Project Management Made Easy
Trello is our project management system and it is so awesome, we will try and describe it, but you almost have to dig in and see for yourself. Luckily, it’s FREE!
The first thing you create in Trello is a board. Trello’s board definition: A board represents a project or a place to keep track of information. Whether you are launching a new website, creating an employee manual, or planning a vacation, a Trello board is the place to organize your tasks as cards on lists and collaborate with your colleagues, family, or friends.
We create some boards for specific projects, but for the most part, we create them for our own team and our clients.
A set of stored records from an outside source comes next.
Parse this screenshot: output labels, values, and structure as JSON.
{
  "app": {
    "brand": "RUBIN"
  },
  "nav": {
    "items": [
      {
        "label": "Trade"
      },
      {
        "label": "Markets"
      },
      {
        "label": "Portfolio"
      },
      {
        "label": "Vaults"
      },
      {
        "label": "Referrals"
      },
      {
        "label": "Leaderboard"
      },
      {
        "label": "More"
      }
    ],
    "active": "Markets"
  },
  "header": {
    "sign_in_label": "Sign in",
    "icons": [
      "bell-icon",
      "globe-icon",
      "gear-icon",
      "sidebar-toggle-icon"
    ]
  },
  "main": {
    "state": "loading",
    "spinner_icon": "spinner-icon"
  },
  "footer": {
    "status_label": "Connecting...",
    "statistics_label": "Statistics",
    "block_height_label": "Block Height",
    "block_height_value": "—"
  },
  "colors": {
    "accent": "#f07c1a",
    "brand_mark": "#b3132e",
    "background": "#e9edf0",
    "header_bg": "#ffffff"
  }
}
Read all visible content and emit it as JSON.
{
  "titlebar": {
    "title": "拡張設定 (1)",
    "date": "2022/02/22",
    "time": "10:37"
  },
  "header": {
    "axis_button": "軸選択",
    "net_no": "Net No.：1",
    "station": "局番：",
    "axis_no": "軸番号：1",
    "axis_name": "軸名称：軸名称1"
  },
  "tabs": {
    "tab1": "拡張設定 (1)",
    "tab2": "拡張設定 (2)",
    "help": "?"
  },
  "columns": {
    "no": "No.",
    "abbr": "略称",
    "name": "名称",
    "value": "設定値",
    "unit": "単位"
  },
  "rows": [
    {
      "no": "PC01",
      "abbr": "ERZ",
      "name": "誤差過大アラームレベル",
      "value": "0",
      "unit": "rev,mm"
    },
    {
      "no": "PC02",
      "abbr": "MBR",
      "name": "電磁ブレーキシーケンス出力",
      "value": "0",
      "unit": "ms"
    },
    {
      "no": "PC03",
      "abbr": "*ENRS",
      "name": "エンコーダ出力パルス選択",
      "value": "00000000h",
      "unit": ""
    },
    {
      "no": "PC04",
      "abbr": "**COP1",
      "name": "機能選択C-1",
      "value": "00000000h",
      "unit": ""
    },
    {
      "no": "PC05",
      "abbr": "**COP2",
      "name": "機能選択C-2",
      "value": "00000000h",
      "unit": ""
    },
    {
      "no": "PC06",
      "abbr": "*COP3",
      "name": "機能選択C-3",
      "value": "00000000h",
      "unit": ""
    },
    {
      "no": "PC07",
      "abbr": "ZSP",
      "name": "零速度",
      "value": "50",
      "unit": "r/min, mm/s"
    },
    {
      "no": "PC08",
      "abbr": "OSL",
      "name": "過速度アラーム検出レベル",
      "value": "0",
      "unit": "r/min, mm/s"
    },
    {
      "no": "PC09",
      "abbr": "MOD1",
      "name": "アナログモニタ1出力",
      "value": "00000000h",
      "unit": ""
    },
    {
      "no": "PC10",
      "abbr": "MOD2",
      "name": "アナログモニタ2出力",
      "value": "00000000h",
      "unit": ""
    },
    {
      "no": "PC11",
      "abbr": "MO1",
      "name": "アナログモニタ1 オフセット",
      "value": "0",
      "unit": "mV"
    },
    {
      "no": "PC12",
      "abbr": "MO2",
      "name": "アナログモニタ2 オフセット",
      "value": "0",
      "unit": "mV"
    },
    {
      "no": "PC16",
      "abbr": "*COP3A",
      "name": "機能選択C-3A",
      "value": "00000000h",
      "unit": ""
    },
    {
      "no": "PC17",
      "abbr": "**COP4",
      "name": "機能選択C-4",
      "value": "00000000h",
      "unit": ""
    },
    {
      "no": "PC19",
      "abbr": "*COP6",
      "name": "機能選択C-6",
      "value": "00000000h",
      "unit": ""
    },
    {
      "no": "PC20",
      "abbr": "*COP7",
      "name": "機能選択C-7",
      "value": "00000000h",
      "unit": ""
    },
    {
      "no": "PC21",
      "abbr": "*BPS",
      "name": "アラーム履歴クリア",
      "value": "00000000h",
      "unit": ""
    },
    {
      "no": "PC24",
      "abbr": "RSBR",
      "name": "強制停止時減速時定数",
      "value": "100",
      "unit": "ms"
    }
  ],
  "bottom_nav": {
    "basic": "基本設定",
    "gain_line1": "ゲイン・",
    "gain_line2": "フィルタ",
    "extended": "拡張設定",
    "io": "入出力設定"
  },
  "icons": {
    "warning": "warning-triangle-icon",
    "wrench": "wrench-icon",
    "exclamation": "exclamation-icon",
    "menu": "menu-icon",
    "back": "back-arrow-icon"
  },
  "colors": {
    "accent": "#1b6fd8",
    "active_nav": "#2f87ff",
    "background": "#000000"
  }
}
For example, one of our advertising clients has their own board where we keep all of the design sizes we need, relevant links, contact information, etc. You can choose who can see each board to maintain privacy.
We also have boards for our Woodchuck Arts team members. Each team member can create their own lists for their specific needs and workflow.
What do we mean by lists? According to Trello: Lists keep cards organized in their various stages of progress. They can be used to create a workflow where cards are moved across lists from start to finish, or simply act as a place to keep track of ideas and information. There’s no limit to the number of lists you can add to a board.
For example, our fantastic designer has To-Do, Waiting for Feedback, Waiting for Client Feedback, Completed, etc. They are similar but slightly different based on their different needs.
Within these lists, you can place cards. Here is a definition according to Trello: The fundamental unit of a board is a card. Cards are used to represent tasks and ideas. A card can be something that needs to get done, like a blog post to be written or something that needs to be remembered, like company vacation policies. Drag and drop cards across lists to show progress. There’s no limit to the number of cards you can add to a board.
Within these cards, you can add images, text, links, due dates, labels, checklists and you can communicate. Mention team members in a comment by saying @TheirUsername and they will get a notification that you are “talking to them.” All needed information for a task can be stored on each card and you can move the card throughout your lists depending on where it is in the process. For example, we could have a card for a brochure design. That card would start on a relevant boards “To-Do” list, go to “Awaiting Client Feedback” and then eventually to “Completed.” You can also move these cards to different boards. For example, if one of us had a project on her To Do list that she needs to hand off to our designer, she could just move it to their board and it would retain all the information it holds.
Another way we use Trello is on our Newsletter board. We have lists titled “New Ideas”, “Currently Working On” “Ready to place in Mailchimp”, “Awaiting Approval”, “Scheduled to Send”, “Ready for Social Media” and “Sent”. This helps us hold all of our new ideas and keep track of where each idea is in the creation process. Hopefully, it will also help us not repeat topics!
These are the basics of Trello, but the possibilities go on and on. You can send entire emails to cards, create notifications and change your board backgrounds and so much more.
Here are some great examples of how other people are using Trello: